Before the ceremony, on Saturday, there was a procession of the Lord Mayor and Sheriffs, in their state carriages, from the Gunnersbury station into the village of Kew. Colonel Hogg was with the Lord Mayor; the procession included the members of the joint committee and of the local committee, all in open carriages.
The line of route was filled with people, and the windows on both sides were crowded. The approaches to the bridge were spanned by triumphal arches, composed of evergreens, and banners floated from both sides throughout the entire length. The Lord Mayor and Colonel Hogg, with the Sheriffs, arriving at the northern entrance to the bridge, they alighted and were received by Mr. Mason, chairman of the trustees. Advancing towards them, Mr. Mason handed the Lord Mayor a finely-worked mediaeval key, highly polished, and ornamented with masonic emblems.
The Lord Mayor asked Mr. Mason if he and his co-trustees had received the purchase-money for the bridge, £57,300. A reply having been given in the affirmative, the Lord Mayor, amid rounds of cheering and booming of cannon, unlocked the gate.
The fire­men rushed forward and, raising the gate from its hinges, bore it in triumph to a brewer’s dray, decked with evergreens and flowers, and drawn by a pair of white horses, driven by a man in a red cap. The firemen having mounted the dray, which became a conspicuous object in the pageant; the journey was continued along the bridge, amid salvos of artillery, and round Kew-green, returning eventually by the bridge to the Star and Garter, at the north end, where a luncheon awaited the chief persons who had taken part in the ceremony. ... In the evening there was a display of fireworks.

PICTURES OF KEW BRIDGE

1903: The third bridge 'King Edward Bridge'opened by King Edward VII.
360 feet long, 56 feet wide. Three rough granite elliptical arches are enhanced by the ornamental shields of the counties of Middlesex and Surrey carved into the walls.
Engineer: John Wolfe Barry.

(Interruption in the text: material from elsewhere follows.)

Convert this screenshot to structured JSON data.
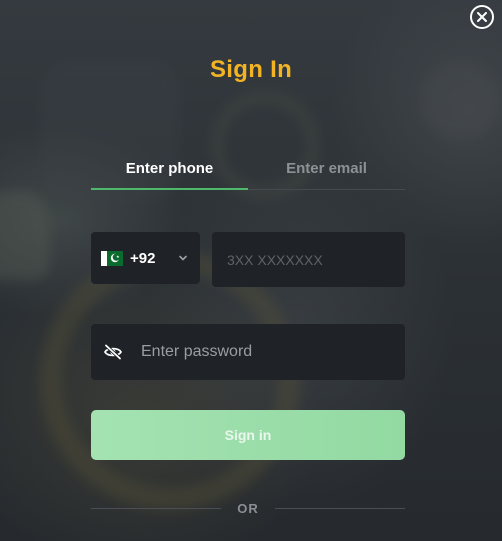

Contractor: Easton Gibbs
The bridge reverted to being called 'Kew Bridge'

1930s: the third Kew Bridge –

Kew Bridge 1930s?
Kew Bridge 1930s?

Kew Bridge © 2005 Doug Myers
Kew Bridge © 2005 Doug Myers

Kew Bridge Steam Museum